Tri Tip 101
May 5, 2011
Featured as part of our ongoing “Making the Cut” video series, the tri-tip is a triangular cut of beef that comes from the tip of the sirloin (hence the name!).
Relatively inexpensive yet full of flavor, tri-tip first became popular in Santa Maria, California in the early 50s and remains one of California’s signature cuts of beef for grilling. And while it remained relatively unknown in other parts of grilling country for decades (usually ending up as cube meat or ground beef), demand for tri-tip and changes in the way in which most beef is processed and distributed have made it increasingly more available.

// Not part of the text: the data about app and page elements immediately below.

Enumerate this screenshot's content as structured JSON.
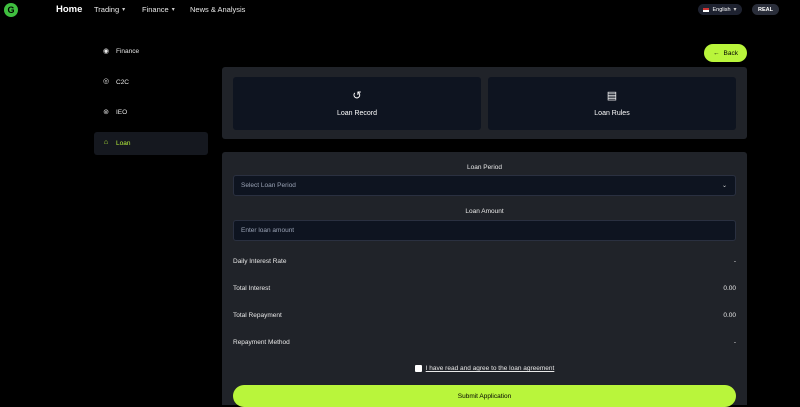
{
  "header": {
    "logo_letter": "G",
    "home": "Home",
    "trading": "Trading",
    "finance": "Finance",
    "news": "News & Analysis",
    "language": "English",
    "account_mode": "REAL"
  },
  "sidebar": {
    "items": [
      {
        "label": "Finance",
        "icon": "finance-icon"
      },
      {
        "label": "C2C",
        "icon": "c2c-icon"
      },
      {
        "label": "IEO",
        "icon": "ieo-icon"
      },
      {
        "label": "Loan",
        "icon": "bank-icon",
        "active": true
      }
    ]
  },
  "back_label": "Back",
  "cards": {
    "record": "Loan Record",
    "rules": "Loan Rules"
  },
  "form": {
    "period_label": "Loan Period",
    "period_placeholder": "Select Loan Period",
    "amount_label": "Loan Amount",
    "amount_placeholder": "Enter loan amount",
    "rows": [
      {
        "label": "Daily Interest Rate",
        "value": "-"
      },
      {
        "label": "Total Interest",
        "value": "0.00"
      },
      {
        "label": "Total Repayment",
        "value": "0.00"
      },
      {
        "label": "Repayment Method",
        "value": "-"
      }
    ],
    "agree_text": "I have read and agree to the loan agreement",
    "submit": "Submit Application"
  },
  "colors": {
    "accent": "#b9f53b",
    "panel": "#202329",
    "field": "#0e1420"
  }
}
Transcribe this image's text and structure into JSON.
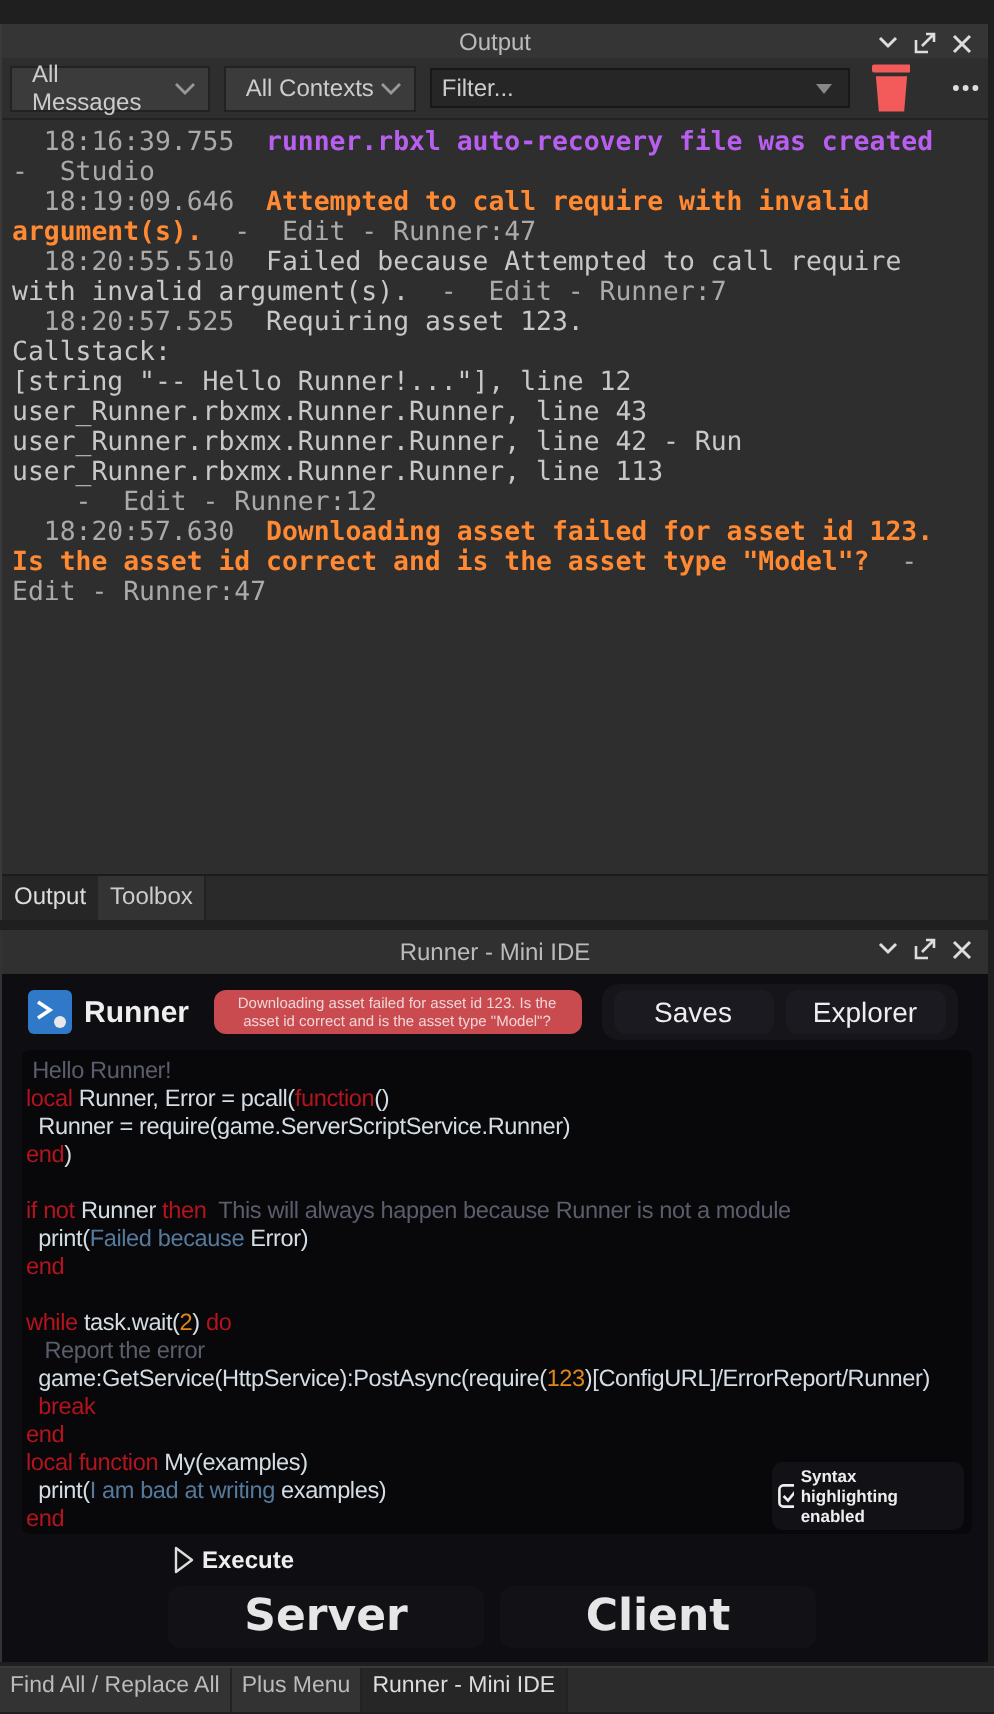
{
  "output_panel": {
    "title": "Output",
    "filters": [
      {
        "label": "All Messages"
      },
      {
        "label": "All Contexts"
      }
    ],
    "filter_field": {
      "placeholder": "Filter..."
    },
    "entries": [
      {
        "time": "18:16:39.755",
        "kind": "info",
        "message": "runner.rbxl auto-recovery file was created",
        "source": "-  Studio"
      },
      {
        "time": "18:19:09.646",
        "kind": "warning",
        "message": "Attempted to call require with invalid argument(s).",
        "source": "-  Edit - Runner:47"
      },
      {
        "time": "18:20:55.510",
        "kind": "plain",
        "message": "Failed because Attempted to call require with invalid argument(s).",
        "source": "-  Edit - Runner:7"
      },
      {
        "time": "18:20:57.525",
        "kind": "plain",
        "message": "Requiring asset 123.\nCallstack:\n[string \"-- Hello Runner!...\"], line 12\nuser_Runner.rbxmx.Runner.Runner, line 43\nuser_Runner.rbxmx.Runner.Runner, line 42 - Run\nuser_Runner.rbxmx.Runner.Runner, line 113\n",
        "source": "  -  Edit - Runner:12"
      },
      {
        "time": "18:20:57.630",
        "kind": "warning",
        "message": "Downloading asset failed for asset id 123. Is the asset id correct and is the asset type \"Model\"?",
        "source": "-  Edit - Runner:47"
      }
    ],
    "tabs": [
      {
        "label": "Output",
        "selected": true
      },
      {
        "label": "Toolbox",
        "selected": false
      }
    ]
  },
  "ide_panel": {
    "title": "Runner - Mini IDE",
    "app_name": "Runner",
    "error_badge": "Downloading asset failed for asset id 123.  Is the asset id correct and is the asset type \"Model\"?",
    "header_buttons": [
      {
        "label": "Saves"
      },
      {
        "label": "Explorer"
      }
    ],
    "code_lines": [
      {
        "kind": "code",
        "tokens": [
          {
            "t": " Hello Runner!",
            "kind": "comment"
          }
        ]
      },
      {
        "kind": "code",
        "tokens": [
          {
            "t": "local ",
            "kind": "keyword"
          },
          {
            "t": "Runner, Error = pcall(",
            "kind": "text"
          },
          {
            "t": "function",
            "kind": "keyword"
          },
          {
            "t": "()",
            "kind": "text"
          }
        ]
      },
      {
        "kind": "code",
        "tokens": [
          {
            "t": "  Runner = require(game.ServerScriptService.Runner)",
            "kind": "text"
          }
        ]
      },
      {
        "kind": "code",
        "tokens": [
          {
            "t": "end",
            "kind": "keyword"
          },
          {
            "t": ")",
            "kind": "text"
          }
        ]
      },
      {
        "kind": "blank"
      },
      {
        "kind": "code",
        "tokens": [
          {
            "t": "if not ",
            "kind": "keyword"
          },
          {
            "t": "Runner ",
            "kind": "text"
          },
          {
            "t": "then ",
            "kind": "keyword"
          },
          {
            "t": " This will always happen because Runner is not a module",
            "kind": "comment"
          }
        ]
      },
      {
        "kind": "code",
        "tokens": [
          {
            "t": "  print(",
            "kind": "text"
          },
          {
            "t": "Failed because ",
            "kind": "string"
          },
          {
            "t": "Error)",
            "kind": "text"
          }
        ]
      },
      {
        "kind": "code",
        "tokens": [
          {
            "t": "end",
            "kind": "keyword"
          }
        ]
      },
      {
        "kind": "blank"
      },
      {
        "kind": "code",
        "tokens": [
          {
            "t": "while ",
            "kind": "keyword"
          },
          {
            "t": "task.wait(",
            "kind": "text"
          },
          {
            "t": "2",
            "kind": "number"
          },
          {
            "t": ") ",
            "kind": "text"
          },
          {
            "t": "do",
            "kind": "keyword"
          }
        ]
      },
      {
        "kind": "code",
        "tokens": [
          {
            "t": "   Report the error",
            "kind": "comment"
          }
        ]
      },
      {
        "kind": "code",
        "tokens": [
          {
            "t": "  game:GetService(HttpService):PostAsync(require(",
            "kind": "text"
          },
          {
            "t": "123",
            "kind": "number"
          },
          {
            "t": ")[ConfigURL]/ErrorReport/Runner)",
            "kind": "text"
          }
        ]
      },
      {
        "kind": "code",
        "tokens": [
          {
            "t": "  break",
            "kind": "keyword"
          }
        ]
      },
      {
        "kind": "code",
        "tokens": [
          {
            "t": "end",
            "kind": "keyword"
          }
        ]
      },
      {
        "kind": "code",
        "tokens": [
          {
            "t": "local function ",
            "kind": "keyword"
          },
          {
            "t": "My(examples)",
            "kind": "text"
          }
        ]
      },
      {
        "kind": "code",
        "tokens": [
          {
            "t": "  print(",
            "kind": "text"
          },
          {
            "t": "I am bad at writing ",
            "kind": "string"
          },
          {
            "t": "examples)",
            "kind": "text"
          }
        ]
      },
      {
        "kind": "code",
        "tokens": [
          {
            "t": "end",
            "kind": "keyword"
          }
        ]
      }
    ],
    "syntax_toggle": {
      "label": "Syntax highlighting enabled",
      "checked": true
    },
    "execute_label": "Execute",
    "run_buttons": [
      {
        "label": "Server"
      },
      {
        "label": "Client"
      }
    ]
  },
  "bottom_tabs": [
    {
      "label": "Find All / Replace All",
      "selected": false
    },
    {
      "label": "Plus Menu",
      "selected": false
    },
    {
      "label": "Runner - Mini IDE",
      "selected": true
    }
  ]
}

So now you have your 1.5-2 pound tri-tip. What next? While marinades are a great way to add an extra layer of flavor to the beef (I prefer a red wine, soy sauce and garlic based marinade), the traditional Santa Marie style of preparation was little more than a salt, pepper and garlic dry rub. In the end, you can’t go wrong with whatever you decide to do, perhaps cranking up the traditional rub with ancho chili powder, cayenne and paprika or giving it an Asian twist with a soy, sesame oil and rice wine vinegar marinade. As with everything on the grill, feel free to play with flavors and cooking methods and make each dish your own.
Once your tri-tip has been marinated, it’s on to the grill. Traditionally tri-tip was cooked slowly over red oak or post oak, whether roasting over the fire on a rotisserie or on a grate over indirect heat. Personally I cook mine indirectly over a combination of charcoal and oak chunks until it is approximately 10 degrees from desired temperature (I aim for medium rare and definitely don’t cook it beyond medium as it is a relatively lean cut and will dry out), sear both sides for approximately 3-4 minutes each, remove and rest for 10 minutes before slicing.
Now when it comes to slicing tri-tip, bear in mind that you should always cut against the grain (cutting through the visible fibers of meat in the meat versus cutting alongside them which makes the slices extremely chewy). Also, as seen in the recent “Making the Cut: Tri-Tip” video, the grain runs in a different direction on the thicker side than on the point so it’s best to separate the two sections before slicing.
When serving, you can stick to the basics and simply top with the natural juices that collected while resting, go with the traditional method of topping with a fresh salsa, or any number of complimentary steak sauces including red wine sauce, peppercorn sauce or countless others. Again, make the recipe your own, have fun while doing it and bask in the praise once your friends and family dive in the tri-tip!
- Clint Cantwell, Grilling.com Guest Editor
Try Teriyaki Style I like to marinade my Tri-Tips in Kona Coast Island Teriyaki Sauce, and then slow-smoke in my offset smoker to 135 degrees F. There isn't much better than that on a hot summer day.
I like it Thanks for the info - love the site - it will become a staple for me going forward!
great tip i like to slow cook tri tip indirect on a weber grill, cover, water pan under meat charcoal on opposite side, cook until meat is medium well, don't over cook, i like using chakas marinade